Items from an interface collection:
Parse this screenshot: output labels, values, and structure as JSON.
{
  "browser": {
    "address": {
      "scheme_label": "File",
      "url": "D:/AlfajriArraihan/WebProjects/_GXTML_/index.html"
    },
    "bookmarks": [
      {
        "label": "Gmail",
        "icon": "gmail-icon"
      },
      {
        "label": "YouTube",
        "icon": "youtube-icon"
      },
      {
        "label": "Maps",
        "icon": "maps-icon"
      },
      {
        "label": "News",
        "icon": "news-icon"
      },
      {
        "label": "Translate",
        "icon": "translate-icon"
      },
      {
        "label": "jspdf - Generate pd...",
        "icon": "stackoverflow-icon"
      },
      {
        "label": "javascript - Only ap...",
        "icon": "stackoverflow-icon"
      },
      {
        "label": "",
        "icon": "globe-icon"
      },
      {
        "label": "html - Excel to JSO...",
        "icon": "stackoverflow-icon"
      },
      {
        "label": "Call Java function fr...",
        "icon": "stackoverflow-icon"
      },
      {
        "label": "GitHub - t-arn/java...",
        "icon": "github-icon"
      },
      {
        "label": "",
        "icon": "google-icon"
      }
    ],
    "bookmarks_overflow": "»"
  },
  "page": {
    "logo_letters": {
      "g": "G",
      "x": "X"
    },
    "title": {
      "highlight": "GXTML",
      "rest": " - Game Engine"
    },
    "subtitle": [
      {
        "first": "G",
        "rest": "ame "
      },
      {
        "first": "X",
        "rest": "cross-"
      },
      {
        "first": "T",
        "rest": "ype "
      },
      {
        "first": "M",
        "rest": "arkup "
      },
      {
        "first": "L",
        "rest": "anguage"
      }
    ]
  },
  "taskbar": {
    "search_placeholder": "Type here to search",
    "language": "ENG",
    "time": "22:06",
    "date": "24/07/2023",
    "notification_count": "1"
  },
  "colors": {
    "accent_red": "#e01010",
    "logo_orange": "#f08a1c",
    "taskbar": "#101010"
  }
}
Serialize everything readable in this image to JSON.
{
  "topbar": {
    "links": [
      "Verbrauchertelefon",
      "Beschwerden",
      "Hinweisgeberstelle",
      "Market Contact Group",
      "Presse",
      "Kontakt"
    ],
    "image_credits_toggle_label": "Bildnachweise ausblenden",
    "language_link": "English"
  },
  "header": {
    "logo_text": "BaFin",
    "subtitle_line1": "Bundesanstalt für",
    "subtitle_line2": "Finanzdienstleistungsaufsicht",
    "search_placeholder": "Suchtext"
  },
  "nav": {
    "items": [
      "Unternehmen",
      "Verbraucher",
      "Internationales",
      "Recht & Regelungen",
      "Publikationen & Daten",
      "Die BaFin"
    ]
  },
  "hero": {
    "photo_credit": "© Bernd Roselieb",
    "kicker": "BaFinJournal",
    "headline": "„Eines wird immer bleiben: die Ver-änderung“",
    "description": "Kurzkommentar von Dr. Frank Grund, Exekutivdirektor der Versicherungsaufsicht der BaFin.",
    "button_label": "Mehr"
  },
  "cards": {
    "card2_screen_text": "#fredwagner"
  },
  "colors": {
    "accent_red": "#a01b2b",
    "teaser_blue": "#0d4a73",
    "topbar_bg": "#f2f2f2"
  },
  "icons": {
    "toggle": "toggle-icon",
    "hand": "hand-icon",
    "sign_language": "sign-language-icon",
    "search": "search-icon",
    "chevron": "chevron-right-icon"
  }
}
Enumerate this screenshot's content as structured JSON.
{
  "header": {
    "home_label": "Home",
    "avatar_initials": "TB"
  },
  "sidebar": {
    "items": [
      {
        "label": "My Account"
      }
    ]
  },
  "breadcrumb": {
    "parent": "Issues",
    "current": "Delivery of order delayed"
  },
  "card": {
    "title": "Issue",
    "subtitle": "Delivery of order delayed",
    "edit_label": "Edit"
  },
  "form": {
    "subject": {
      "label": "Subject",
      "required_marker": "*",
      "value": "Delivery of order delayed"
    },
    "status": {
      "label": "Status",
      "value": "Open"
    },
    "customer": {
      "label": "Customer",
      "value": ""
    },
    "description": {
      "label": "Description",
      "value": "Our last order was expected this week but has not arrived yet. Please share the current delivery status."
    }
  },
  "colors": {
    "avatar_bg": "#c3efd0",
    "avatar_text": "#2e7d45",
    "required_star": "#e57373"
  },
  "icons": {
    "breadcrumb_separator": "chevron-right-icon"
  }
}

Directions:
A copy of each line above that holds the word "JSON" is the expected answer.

Solution to this exercise:
Parse this screenshot: output labels, values, and structure as JSON.
Serialize everything readable in this image to JSON.
Enumerate this screenshot's content as structured JSON.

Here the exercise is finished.